EXERCISE PROMPT
I'd like every entry returned exactly as it is, with the images left out.

*** ENTRIES PROVIDED ***

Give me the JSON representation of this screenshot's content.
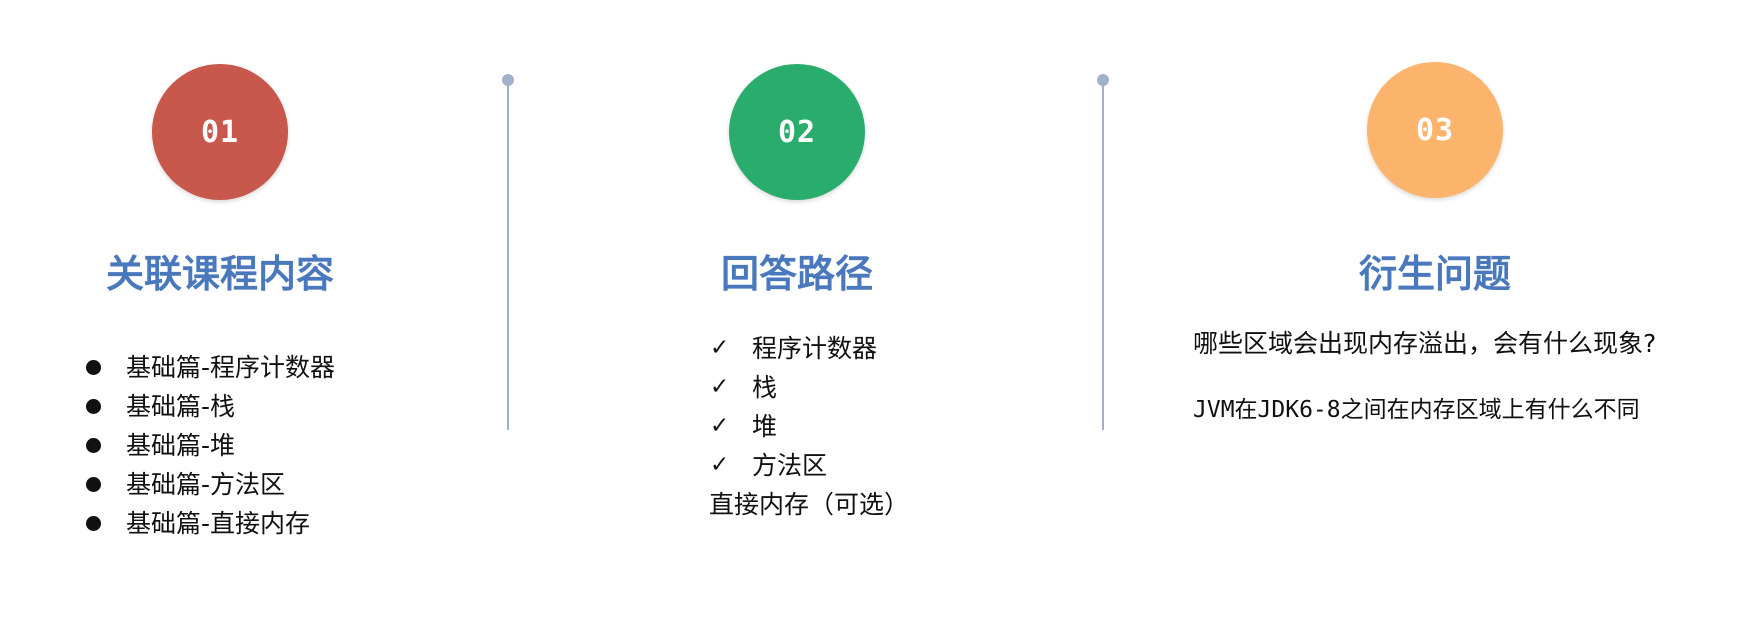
{
  "sections": [
    {
      "number": "01",
      "color": "#c7584b",
      "title": "关联课程内容",
      "items": [
        "基础篇-程序计数器",
        "基础篇-栈",
        "基础篇-堆",
        "基础篇-方法区",
        "基础篇-直接内存"
      ]
    },
    {
      "number": "02",
      "color": "#2aac6c",
      "title": "回答路径",
      "checked_items": [
        "程序计数器",
        "栈",
        "堆",
        "方法区"
      ],
      "check_icon": "✓",
      "extra": "直接内存（可选）"
    },
    {
      "number": "03",
      "color": "#fcb46c",
      "title": "衍生问题",
      "questions": [
        "哪些区域会出现内存溢出，会有什么现象?",
        "JVM在JDK6-8之间在内存区域上有什么不同"
      ]
    }
  ],
  "title_color": "#4a78bd",
  "divider_color": "#9fb0c8"
}
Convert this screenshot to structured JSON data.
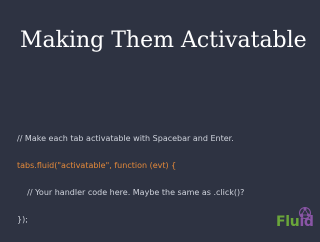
{
  "slide": {
    "title": "Making Them Activatable",
    "code_lines": [
      {
        "text": "// Make each tab activatable with Spacebar and Enter."
      },
      {
        "text": "tabs.fluid(\"activatable\", function (evt) {"
      },
      {
        "text": "    // Your handler code here. Maybe the same as .click()?"
      },
      {
        "text": "});"
      }
    ]
  },
  "logo": {
    "text_main": "Flu",
    "text_tail": "id",
    "name": "fluid-logo-icon"
  },
  "colors": {
    "background": "#2e3342",
    "title": "#ffffff",
    "code_text": "#cfd3dc",
    "code_accent": "#e58a3a",
    "logo_green": "#6aa63a",
    "logo_purple": "#8a55a6"
  }
}
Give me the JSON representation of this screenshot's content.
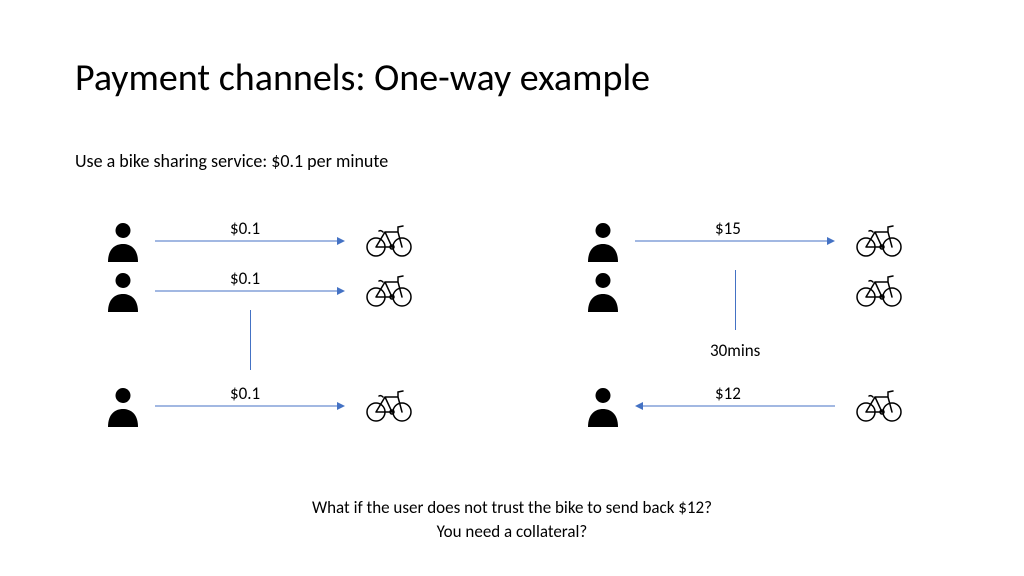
{
  "title": "Payment channels: One-way example",
  "subtitle": "Use a bike sharing service: $0.1 per minute",
  "left": {
    "row1": "$0.1",
    "row2": "$0.1",
    "row3": "$0.1"
  },
  "right": {
    "row1": "$15",
    "mid": "30mins",
    "row3": "$12"
  },
  "footer": {
    "line1": "What if the user does not trust the bike to send back $12?",
    "line2": "You need a collateral?"
  }
}
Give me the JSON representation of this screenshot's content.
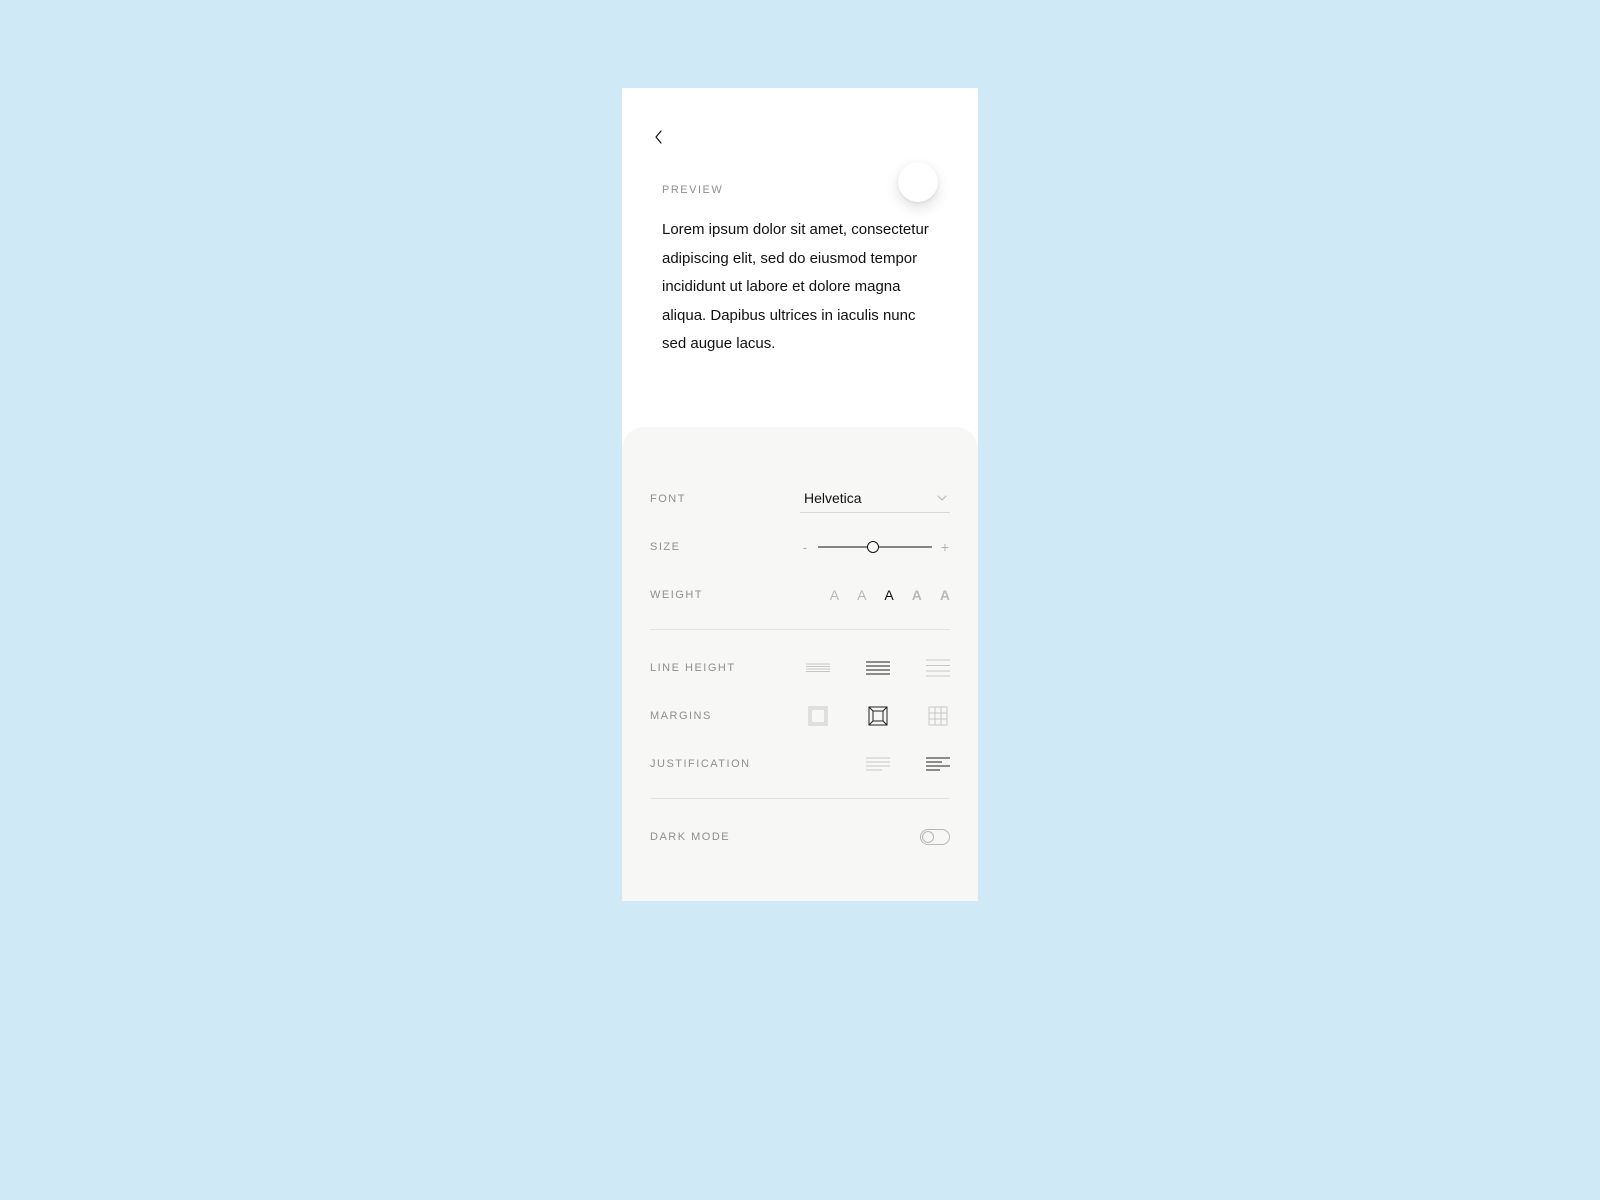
{
  "preview": {
    "label": "PREVIEW",
    "text": "Lorem ipsum dolor sit amet, consectetur adipiscing elit, sed do eiusmod tempor incididunt ut labore et dolore magna aliqua. Dapibus ultrices in iaculis nunc sed augue lacus."
  },
  "settings": {
    "font": {
      "label": "FONT",
      "selected": "Helvetica"
    },
    "size": {
      "label": "SIZE",
      "minus": "-",
      "plus": "+",
      "value_percent": 48
    },
    "weight": {
      "label": "WEIGHT",
      "glyph": "A",
      "options": [
        "thin",
        "light",
        "regular",
        "semibold",
        "heavy"
      ],
      "selected_index": 2
    },
    "line_height": {
      "label": "LINE HEIGHT",
      "options": [
        "tight",
        "normal",
        "loose"
      ],
      "selected_index": 1
    },
    "margins": {
      "label": "MARGINS",
      "options": [
        "narrow",
        "medium",
        "wide"
      ],
      "selected_index": 1
    },
    "justification": {
      "label": "JUSTIFICATION",
      "options": [
        "justify",
        "left"
      ],
      "selected_index": 1
    },
    "dark_mode": {
      "label": "DARK MODE",
      "enabled": false
    }
  }
}
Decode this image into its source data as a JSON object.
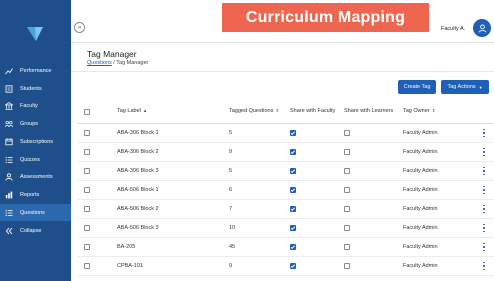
{
  "banner": {
    "title": "Curriculum Mapping"
  },
  "header": {
    "user_name": "Faculty A.",
    "collapse_toggle": "»"
  },
  "sidebar": {
    "items": [
      {
        "label": "Performance",
        "icon": "performance-chart-icon",
        "active": false
      },
      {
        "label": "Students",
        "icon": "students-icon",
        "active": false
      },
      {
        "label": "Faculty",
        "icon": "faculty-building-icon",
        "active": false
      },
      {
        "label": "Groups",
        "icon": "groups-icon",
        "active": false
      },
      {
        "label": "Subscriptions",
        "icon": "subscriptions-icon",
        "active": false
      },
      {
        "label": "Quizzes",
        "icon": "quizzes-list-icon",
        "active": false
      },
      {
        "label": "Assessments",
        "icon": "assessments-icon",
        "active": false
      },
      {
        "label": "Reports",
        "icon": "reports-icon",
        "active": false
      },
      {
        "label": "Questions",
        "icon": "questions-list-icon",
        "active": true
      },
      {
        "label": "Collapse",
        "icon": "collapse-double-chevron-icon",
        "active": false
      }
    ]
  },
  "page": {
    "title": "Tag Manager",
    "breadcrumb": {
      "link": "Questions",
      "separator": " / ",
      "current": "Tag Manager"
    }
  },
  "buttons": {
    "create_tag": "Create Tag",
    "tag_actions": "Tag Actions"
  },
  "table": {
    "columns": {
      "tag_label": "Tag Label",
      "tagged_questions": "Tagged Questions",
      "share_faculty": "Share with Faculty",
      "share_learners": "Share with Learners",
      "tag_owner": "Tag Owner"
    },
    "rows": [
      {
        "label": "ABA-306 Block 1",
        "tagged": "5",
        "faculty": true,
        "learners": false,
        "owner": "Faculty Admin"
      },
      {
        "label": "ABA-306 Block 2",
        "tagged": "9",
        "faculty": true,
        "learners": false,
        "owner": "Faculty Admin"
      },
      {
        "label": "ABA-306 Block 3",
        "tagged": "5",
        "faculty": true,
        "learners": false,
        "owner": "Faculty Admin"
      },
      {
        "label": "ABA-506 Block 1",
        "tagged": "6",
        "faculty": true,
        "learners": false,
        "owner": "Faculty Admin"
      },
      {
        "label": "ABA-506 Block 2",
        "tagged": "7",
        "faculty": true,
        "learners": false,
        "owner": "Faculty Admin"
      },
      {
        "label": "ABA-506 Block 3",
        "tagged": "10",
        "faculty": true,
        "learners": false,
        "owner": "Faculty Admin"
      },
      {
        "label": "BA-205",
        "tagged": "45",
        "faculty": true,
        "learners": false,
        "owner": "Faculty Admin"
      },
      {
        "label": "CPBA-101",
        "tagged": "9",
        "faculty": true,
        "learners": false,
        "owner": "Faculty Admin"
      }
    ]
  },
  "colors": {
    "sidebar_bg": "#1e4f8a",
    "sidebar_active": "#2c68ad",
    "primary": "#1f5fb6",
    "banner": "#ee6650"
  }
}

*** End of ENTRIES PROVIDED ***

SOLUTION
Give me the JSON representation of this screenshot's content.
{
  "sections": [
    {
      "number": "01",
      "color": "#c7584b",
      "title": "关联课程内容",
      "items": [
        "基础篇-程序计数器",
        "基础篇-栈",
        "基础篇-堆",
        "基础篇-方法区",
        "基础篇-直接内存"
      ]
    },
    {
      "number": "02",
      "color": "#2aac6c",
      "title": "回答路径",
      "checked_items": [
        "程序计数器",
        "栈",
        "堆",
        "方法区"
      ],
      "check_icon": "✓",
      "extra": "直接内存（可选）"
    },
    {
      "number": "03",
      "color": "#fcb46c",
      "title": "衍生问题",
      "questions": [
        "哪些区域会出现内存溢出，会有什么现象?",
        "JVM在JDK6-8之间在内存区域上有什么不同"
      ]
    }
  ],
  "title_color": "#4a78bd",
  "divider_color": "#9fb0c8"
}
Convert this screenshot to structured JSON data.
{
  "slide": {
    "title": "Making Them Activatable",
    "code_lines": [
      {
        "text": "// Make each tab activatable with Spacebar and Enter."
      },
      {
        "text": "tabs.fluid(\"activatable\", function (evt) {"
      },
      {
        "text": "    // Your handler code here. Maybe the same as .click()?"
      },
      {
        "text": "});"
      }
    ]
  },
  "logo": {
    "text_main": "Flu",
    "text_tail": "id",
    "name": "fluid-logo-icon"
  },
  "colors": {
    "background": "#2e3342",
    "title": "#ffffff",
    "code_text": "#cfd3dc",
    "code_accent": "#e58a3a",
    "logo_green": "#6aa63a",
    "logo_purple": "#8a55a6"
  }
}
Give me the JSON representation of this screenshot's content.
{
  "title": "Payment channels: One-way example",
  "subtitle": "Use a bike sharing service: $0.1 per minute",
  "left": {
    "row1": "$0.1",
    "row2": "$0.1",
    "row3": "$0.1"
  },
  "right": {
    "row1": "$15",
    "mid": "30mins",
    "row3": "$12"
  },
  "footer": {
    "line1": "What if the user does not trust the bike to send back $12?",
    "line2": "You need a collateral?"
  }
}
Give me the JSON representation of this screenshot's content.
{
  "preview": {
    "label": "PREVIEW",
    "text": "Lorem ipsum dolor sit amet, consectetur adipiscing elit, sed do eiusmod tempor incididunt ut labore et dolore magna aliqua. Dapibus ultrices in iaculis nunc sed augue lacus."
  },
  "settings": {
    "font": {
      "label": "FONT",
      "selected": "Helvetica"
    },
    "size": {
      "label": "SIZE",
      "minus": "-",
      "plus": "+",
      "value_percent": 48
    },
    "weight": {
      "label": "WEIGHT",
      "glyph": "A",
      "options": [
        "thin",
        "light",
        "regular",
        "semibold",
        "heavy"
      ],
      "selected_index": 2
    },
    "line_height": {
      "label": "LINE HEIGHT",
      "options": [
        "tight",
        "normal",
        "loose"
      ],
      "selected_index": 1
    },
    "margins": {
      "label": "MARGINS",
      "options": [
        "narrow",
        "medium",
        "wide"
      ],
      "selected_index": 1
    },
    "justification": {
      "label": "JUSTIFICATION",
      "options": [
        "justify",
        "left"
      ],
      "selected_index": 1
    },
    "dark_mode": {
      "label": "DARK MODE",
      "enabled": false
    }
  }
}
Decode this image into its source data as a JSON object.
{
  "banner": {
    "title": "Curriculum Mapping"
  },
  "header": {
    "user_name": "Faculty A.",
    "collapse_toggle": "»"
  },
  "sidebar": {
    "items": [
      {
        "label": "Performance",
        "icon": "performance-chart-icon",
        "active": false
      },
      {
        "label": "Students",
        "icon": "students-icon",
        "active": false
      },
      {
        "label": "Faculty",
        "icon": "faculty-building-icon",
        "active": false
      },
      {
        "label": "Groups",
        "icon": "groups-icon",
        "active": false
      },
      {
        "label": "Subscriptions",
        "icon": "subscriptions-icon",
        "active": false
      },
      {
        "label": "Quizzes",
        "icon": "quizzes-list-icon",
        "active": false
      },
      {
        "label": "Assessments",
        "icon": "assessments-icon",
        "active": false
      },
      {
        "label": "Reports",
        "icon": "reports-icon",
        "active": false
      },
      {
        "label": "Questions",
        "icon": "questions-list-icon",
        "active": true
      },
      {
        "label": "Collapse",
        "icon": "collapse-double-chevron-icon",
        "active": false
      }
    ]
  },
  "page": {
    "title": "Tag Manager",
    "breadcrumb": {
      "link": "Questions",
      "separator": " / ",
      "current": "Tag Manager"
    }
  },
  "buttons": {
    "create_tag": "Create Tag",
    "tag_actions": "Tag Actions"
  },
  "table": {
    "columns": {
      "tag_label": "Tag Label",
      "tagged_questions": "Tagged Questions",
      "share_faculty": "Share with Faculty",
      "share_learners": "Share with Learners",
      "tag_owner": "Tag Owner"
    },
    "rows": [
      {
        "label": "ABA-306 Block 1",
        "tagged": "5",
        "faculty": true,
        "learners": false,
        "owner": "Faculty Admin"
      },
      {
        "label": "ABA-306 Block 2",
        "tagged": "9",
        "faculty": true,
        "learners": false,
        "owner": "Faculty Admin"
      },
      {
        "label": "ABA-306 Block 3",
        "tagged": "5",
        "faculty": true,
        "learners": false,
        "owner": "Faculty Admin"
      },
      {
        "label": "ABA-506 Block 1",
        "tagged": "6",
        "faculty": true,
        "learners": false,
        "owner": "Faculty Admin"
      },
      {
        "label": "ABA-506 Block 2",
        "tagged": "7",
        "faculty": true,
        "learners": false,
        "owner": "Faculty Admin"
      },
      {
        "label": "ABA-506 Block 3",
        "tagged": "10",
        "faculty": true,
        "learners": false,
        "owner": "Faculty Admin"
      },
      {
        "label": "BA-205",
        "tagged": "45",
        "faculty": true,
        "learners": false,
        "owner": "Faculty Admin"
      },
      {
        "label": "CPBA-101",
        "tagged": "9",
        "faculty": true,
        "learners": false,
        "owner": "Faculty Admin"
      }
    ]
  },
  "colors": {
    "sidebar_bg": "#1e4f8a",
    "sidebar_active": "#2c68ad",
    "primary": "#1f5fb6",
    "banner": "#ee6650"
  }
}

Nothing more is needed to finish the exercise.